    Like/Dislike this comment: Thumb up 2 Thumb down 1

  10. knuckleheadedliberal says:

    Even Jesus drank wine. Didn’t make him a drunk.

    Like/Dislike this comment: Thumb up 3 Thumb down 2

  11. knuckleheadedliberal says:

    Man! Come to think of it, wouldn’t Jesus make a great drinking buddy? “Hey Jesus, I’m running a little low over here; do you mind doing that thing?” Imagine the long talks you could have with him! Except for all those needy lepers and cripples hanging around would be a bit of a buzz-kill. (Yes, Jesus had a sense of humor – the best ever.)

    And then there was Moses up on the mountain with the “burning bush.” Just what kind of bush was that anyway? He came down from the mountain with a whole lot of good ideas. Makes you wonder.

    Like/Dislike this comment: Thumb up 3 Thumb down 1

  12. Lucy Martin says:

    More on the cannabis debate in Canada from Laura Ryckewaert of the Hill Times on line.

    Like/Dislike this comment: Thumb up 1 Thumb down 0

  13. mervel says:

    Oh I drink wine and beer also.

    But the point of pot is not a glass of wine or two with your food, the point of pot is one thing to get high and only high. I think it certainly has medical use that has been missed, I think it should be decriminalized in the US. However from a leadership perspective, no if your over 25 and still stupid enough to smoke pot; as stated above it simply shows you are not ready to be a leader.

    Like/Dislike this comment: Thumb up 1 Thumb down 5

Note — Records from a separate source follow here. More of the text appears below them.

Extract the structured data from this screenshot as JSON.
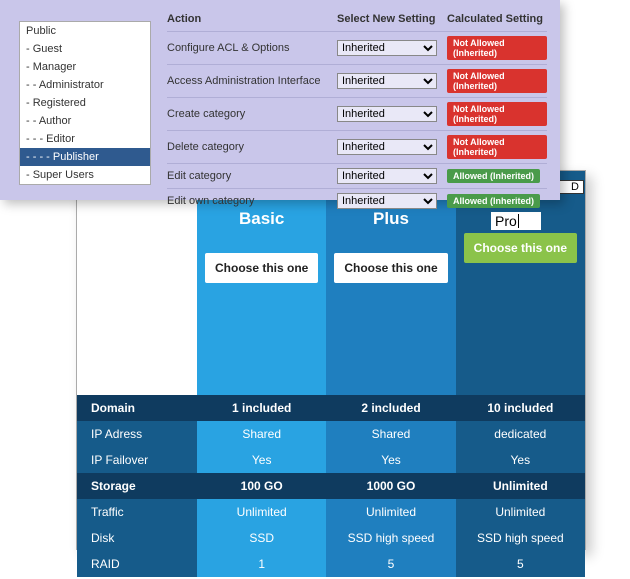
{
  "overlay": {
    "groups": [
      "Public",
      "- Guest",
      "- Manager",
      "- - Administrator",
      "- Registered",
      "- - Author",
      "- - - Editor",
      "- - - - Publisher",
      "- Super Users"
    ],
    "selected_index": 7,
    "headers": {
      "action": "Action",
      "setting": "Select New Setting",
      "calc": "Calculated Setting"
    },
    "select_value": "Inherited",
    "perms": [
      {
        "action": "Configure ACL & Options",
        "calc": "Not Allowed (Inherited)",
        "style": "red"
      },
      {
        "action": "Access Administration Interface",
        "calc": "Not Allowed (Inherited)",
        "style": "red"
      },
      {
        "action": "Create category",
        "calc": "Not Allowed (Inherited)",
        "style": "red"
      },
      {
        "action": "Delete category",
        "calc": "Not Allowed (Inherited)",
        "style": "red"
      },
      {
        "action": "Edit category",
        "calc": "Allowed (Inherited)",
        "style": "green"
      },
      {
        "action": "Edit own category",
        "calc": "Allowed (Inherited)",
        "style": "green"
      }
    ]
  },
  "float": {
    "d": "D",
    "pro": "Pro"
  },
  "pricing": {
    "plans": {
      "basic": {
        "name": "Basic",
        "choose": "Choose this one"
      },
      "plus": {
        "name": "Plus",
        "choose": "Choose this one"
      },
      "pro": {
        "name": "",
        "choose": "Choose this one"
      }
    },
    "sections": {
      "domain": {
        "label": "Domain",
        "basic_b": "1",
        "basic_t": " included",
        "plus_b": "2",
        "plus_t": " included",
        "pro_b": "10",
        "pro_t": " included"
      },
      "storage": {
        "label": "Storage",
        "basic_b": "100 ",
        "basic_t": "GO",
        "plus_b": "1000 ",
        "plus_t": "GO",
        "pro_b": "Unlimited",
        "pro_t": ""
      }
    },
    "rows": {
      "ip": {
        "label": "IP Adress",
        "basic": "Shared",
        "plus": "Shared",
        "pro": "dedicated"
      },
      "failover": {
        "label": "IP Failover",
        "basic": "Yes",
        "plus": "Yes",
        "pro": "Yes"
      },
      "traffic": {
        "label": "Traffic",
        "basic": "Unlimited",
        "plus": "Unlimited",
        "pro": "Unlimited"
      },
      "disk": {
        "label": "Disk",
        "basic": "SSD",
        "plus": "SSD high speed",
        "pro": "SSD high speed"
      },
      "raid": {
        "label": "RAID",
        "basic": "1",
        "plus": "5",
        "pro": "5"
      }
    }
  }
}
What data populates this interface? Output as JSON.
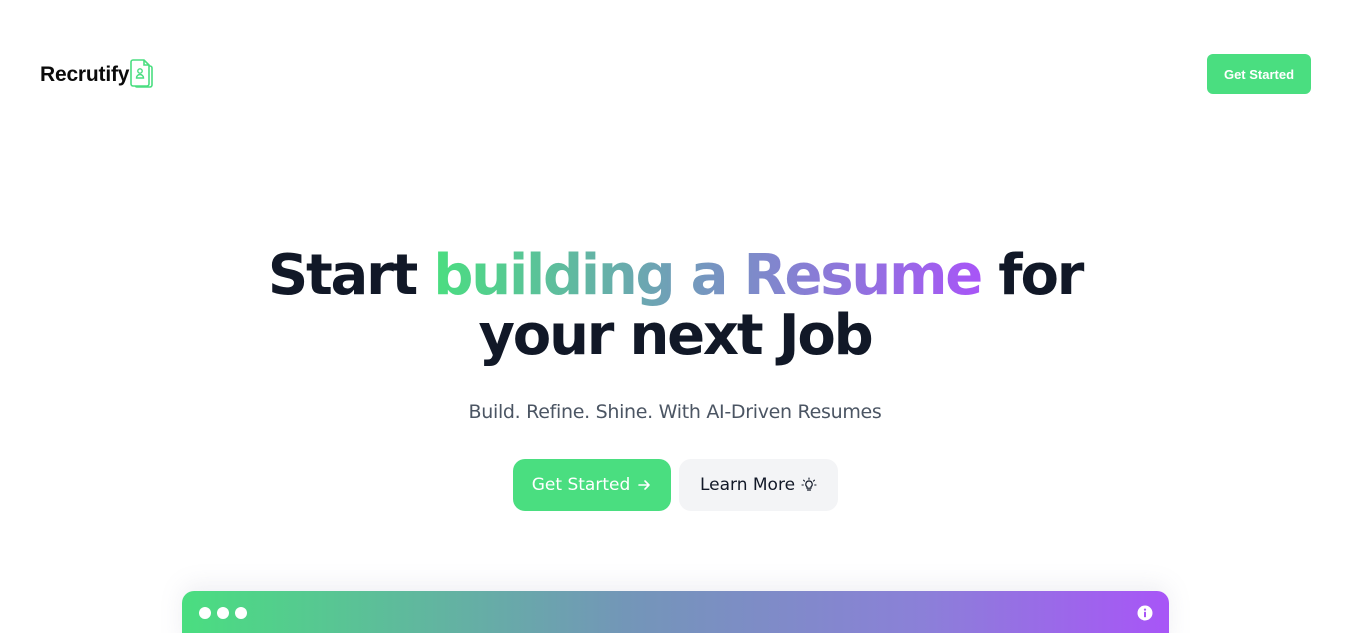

  14. mervel says:

    I have several friends who still smoke pot (they are OLD), and they are great guys, and they are totally unqualified to be in charge of anything except their own lives and they do ok with that.

    Like/Dislike this comment: Thumb up 2 Thumb down 1

  15. dave says:

    Most people have two glasses of wine with dinner for the same reasons some people smoke a little pot after dinner… and both of those activities are similar to the reasons some people take certain prescription drugs. To relax, to feel better, to lighten up, to de-stress… in other words, to alter their mood a little, positively. Call it getting high, or drunk, or buzzed, or whatever you want – it is all the same thing. And it is all ok in moderation and bad when abused.

    Trying to justify some methods of doing this, while denouncing another, simply doesn’t make a lot of sense. There is no rational argument you can make for alcohol and zanex use that also excludes marijuana. So in order to justify the condemnation of pot, our society has made up all sorts of false and inaccurate claims about it. Thankfully, the scientific and medical communities are coming around on this, Sanjay Gupta being the most recent.

    Popular. Like/Dislike: Thumb up 7 Thumb down 1

  16. David says:

    Seems to me that one of the consequences of a 24/7 media firehose is the mining of needless trivia about other people’s lives that allows us to massage our repressed, puritannical and controlling biases. And again, it seems to me Taj Mahal had it right all along, “Ain’t nobody’s business but my own.” We all live in a glass house of our own making. Don’t throw stones.

    Like/Dislike this comment: Thumb up 4 Thumb down 0

  17. mervel says:

    No its more about the elitism of a guy who thinks he does not have to follow the laws and constraints that working people have to follow, its not really about pot.

    Like/Dislike this comment: Thumb up 1 Thumb down 2

  18. mervel says:

    Gupta is talking about very legitimate means of using pot for medical purposes, but the pot head crowd is of course taking it to the next level. Yes getting drunk is no better than getting stoned I agree.

    Like/Dislike this comment: Thumb up 1 Thumb down 0

  19. mervel says:

    But of course in this case a guy is saying my daddy exempts me from the rules of other people.

    Like/Dislike this comment: Thumb up 1 Thumb down 0

  20. John W: In fairness, NCPR has done some good reporting on the prison-industrial complex and the insane drug laws that have undermined it for so long.

    Hot debate. Like/Dislike Thumb up 5 Thumb down 2

Comments are closed.